_Directions for this task:_
Where an image appears, leave it out; otherwise repeat the data exactly.

_Saved entries:_
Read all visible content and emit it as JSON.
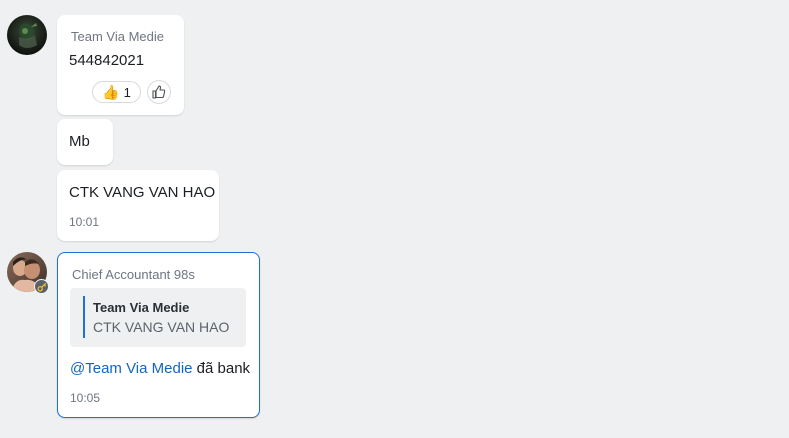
{
  "messages": [
    {
      "sender": "Team Via Medie",
      "text": "544842021",
      "reaction": {
        "emoji": "👍",
        "count": "1"
      }
    },
    {
      "text": "Mb"
    },
    {
      "text": "CTK VANG VAN HAO",
      "time": "10:01"
    }
  ],
  "reply": {
    "sender": "Chief Accountant 98s",
    "quote": {
      "author": "Team Via Medie",
      "text": "CTK VANG VAN HAO"
    },
    "mention": "@Team Via Medie",
    "text": " đã bank",
    "time": "10:05"
  },
  "icons": {
    "reaction_emoji": "thumbs-up-emoji",
    "add_reaction": "thumbs-up-outline-icon",
    "badge": "key-icon"
  },
  "colors": {
    "accent": "#1f6fd6",
    "mention": "#1565c0",
    "background": "#eef0f1"
  }
}
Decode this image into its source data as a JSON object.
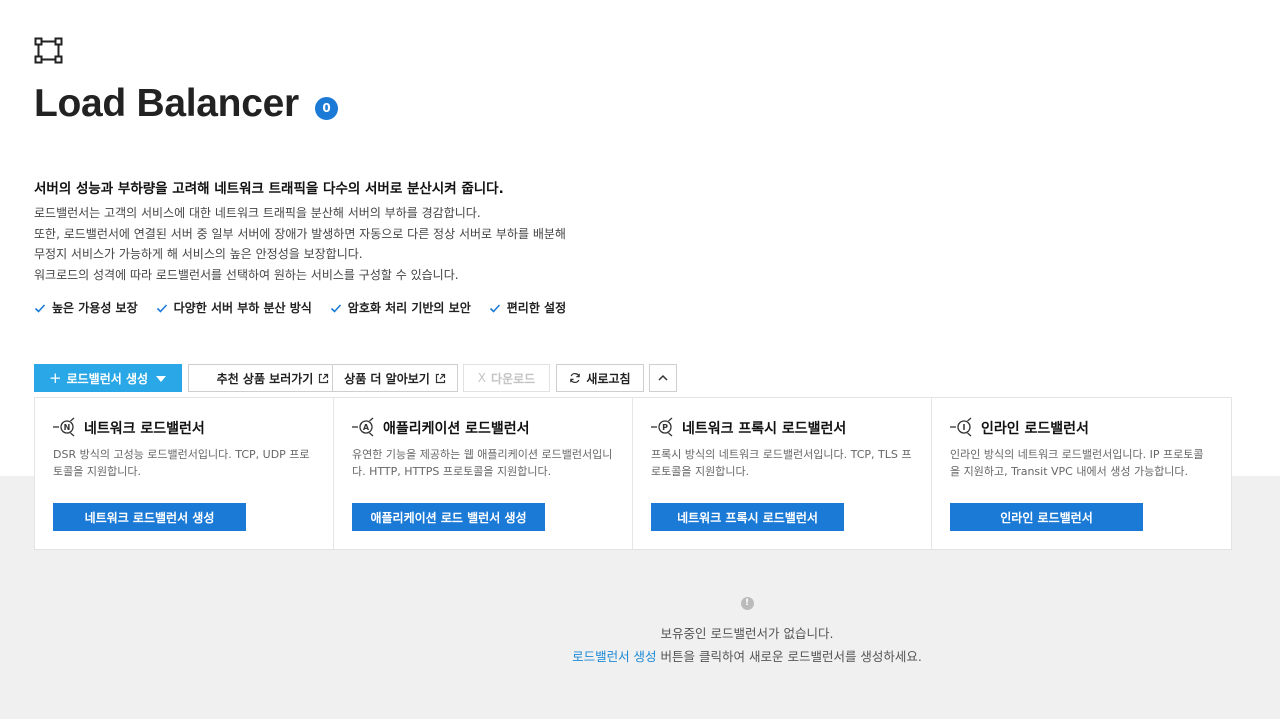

_Solution below:_
Read all visible content and emit it as JSON.
{
  "messages": [
    {
      "sender": "Team Via Medie",
      "text": "544842021",
      "reaction": {
        "emoji": "👍",
        "count": "1"
      }
    },
    {
      "text": "Mb"
    },
    {
      "text": "CTK VANG VAN HAO",
      "time": "10:01"
    }
  ],
  "reply": {
    "sender": "Chief Accountant 98s",
    "quote": {
      "author": "Team Via Medie",
      "text": "CTK VANG VAN HAO"
    },
    "mention": "@Team Via Medie",
    "text": " đã bank",
    "time": "10:05"
  },
  "icons": {
    "reaction_emoji": "thumbs-up-emoji",
    "add_reaction": "thumbs-up-outline-icon",
    "badge": "key-icon"
  },
  "colors": {
    "accent": "#1f6fd6",
    "mention": "#1565c0",
    "background": "#eef0f1"
  }
}
Decode this image into its source data as a JSON object.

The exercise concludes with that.